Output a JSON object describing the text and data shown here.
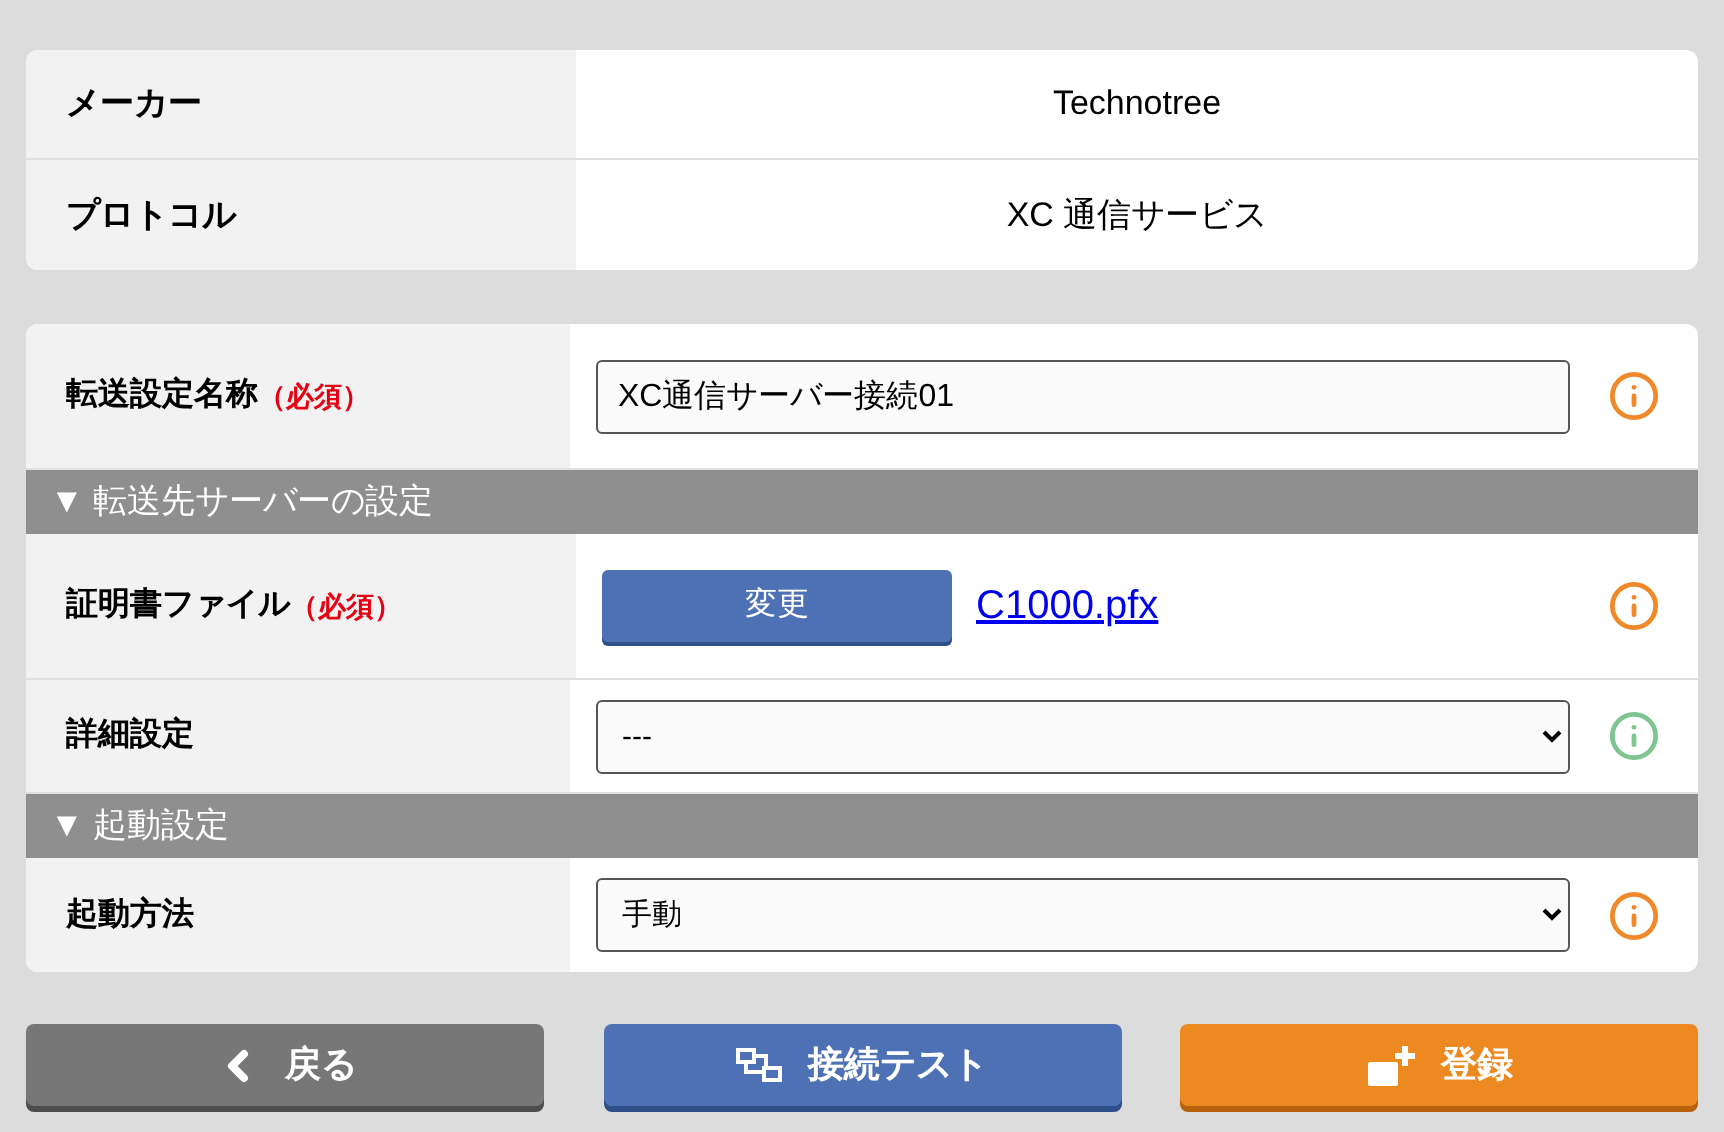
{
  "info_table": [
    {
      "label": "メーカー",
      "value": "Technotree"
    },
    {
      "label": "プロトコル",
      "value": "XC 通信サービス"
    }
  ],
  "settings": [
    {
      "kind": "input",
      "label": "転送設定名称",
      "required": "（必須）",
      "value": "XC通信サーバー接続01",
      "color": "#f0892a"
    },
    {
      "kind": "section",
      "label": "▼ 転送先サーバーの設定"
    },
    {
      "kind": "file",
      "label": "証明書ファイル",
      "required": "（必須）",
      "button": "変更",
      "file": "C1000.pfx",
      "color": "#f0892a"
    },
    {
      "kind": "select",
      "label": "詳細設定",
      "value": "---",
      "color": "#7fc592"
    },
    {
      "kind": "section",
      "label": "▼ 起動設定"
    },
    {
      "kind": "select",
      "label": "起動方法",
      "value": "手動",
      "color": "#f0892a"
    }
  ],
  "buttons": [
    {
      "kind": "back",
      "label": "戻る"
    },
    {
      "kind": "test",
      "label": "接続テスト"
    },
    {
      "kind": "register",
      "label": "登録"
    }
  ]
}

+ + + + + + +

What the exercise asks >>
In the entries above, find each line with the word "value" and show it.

Solution to this task >>
      "value": "Technotree"
      "value": "XC 通信サービス"
      "value": "XC通信サーバー接続01",
      "value": "---",
      "value": "手動",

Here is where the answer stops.